What to work on - Please count the lines of the listing below in which "title" occurs, and reply with the number only.

---------- Records for the task ----------

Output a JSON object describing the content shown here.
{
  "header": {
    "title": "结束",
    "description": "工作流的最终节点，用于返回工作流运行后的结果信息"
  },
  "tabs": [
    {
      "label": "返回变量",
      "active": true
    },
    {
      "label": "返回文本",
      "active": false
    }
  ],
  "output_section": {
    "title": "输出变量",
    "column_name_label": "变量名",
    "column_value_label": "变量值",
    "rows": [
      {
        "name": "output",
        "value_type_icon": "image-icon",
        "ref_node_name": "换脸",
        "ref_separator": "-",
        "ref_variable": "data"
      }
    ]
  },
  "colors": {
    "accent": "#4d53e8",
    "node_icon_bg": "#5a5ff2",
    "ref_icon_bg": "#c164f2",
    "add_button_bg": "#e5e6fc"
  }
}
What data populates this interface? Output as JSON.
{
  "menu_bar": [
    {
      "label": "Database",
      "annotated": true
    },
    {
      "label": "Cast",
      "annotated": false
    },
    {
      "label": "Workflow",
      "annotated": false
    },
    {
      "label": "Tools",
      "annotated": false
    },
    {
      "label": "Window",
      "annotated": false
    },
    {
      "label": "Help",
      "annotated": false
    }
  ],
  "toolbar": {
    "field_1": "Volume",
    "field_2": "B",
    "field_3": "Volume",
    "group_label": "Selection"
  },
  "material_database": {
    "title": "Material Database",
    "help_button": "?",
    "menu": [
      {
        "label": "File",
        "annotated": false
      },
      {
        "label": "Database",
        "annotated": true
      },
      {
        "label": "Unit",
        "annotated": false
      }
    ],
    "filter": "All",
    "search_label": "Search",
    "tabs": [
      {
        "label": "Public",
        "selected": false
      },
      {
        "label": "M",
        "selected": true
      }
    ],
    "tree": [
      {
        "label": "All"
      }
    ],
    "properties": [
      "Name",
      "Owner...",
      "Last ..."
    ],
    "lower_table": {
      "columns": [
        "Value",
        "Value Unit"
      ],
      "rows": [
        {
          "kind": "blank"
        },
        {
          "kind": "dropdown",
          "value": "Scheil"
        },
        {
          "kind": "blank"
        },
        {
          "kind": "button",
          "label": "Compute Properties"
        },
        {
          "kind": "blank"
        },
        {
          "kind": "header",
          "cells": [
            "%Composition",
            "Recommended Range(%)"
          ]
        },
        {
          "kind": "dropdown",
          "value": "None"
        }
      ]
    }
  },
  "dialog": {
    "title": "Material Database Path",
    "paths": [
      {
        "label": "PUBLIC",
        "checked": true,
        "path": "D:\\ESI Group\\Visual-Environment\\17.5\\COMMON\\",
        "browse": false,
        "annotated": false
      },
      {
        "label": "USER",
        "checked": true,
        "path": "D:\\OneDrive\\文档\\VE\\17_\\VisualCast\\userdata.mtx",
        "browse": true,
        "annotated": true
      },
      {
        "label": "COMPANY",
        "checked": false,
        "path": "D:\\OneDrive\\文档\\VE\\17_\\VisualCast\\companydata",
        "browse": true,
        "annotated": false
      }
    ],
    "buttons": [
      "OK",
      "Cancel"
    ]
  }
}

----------

Output for this task - 4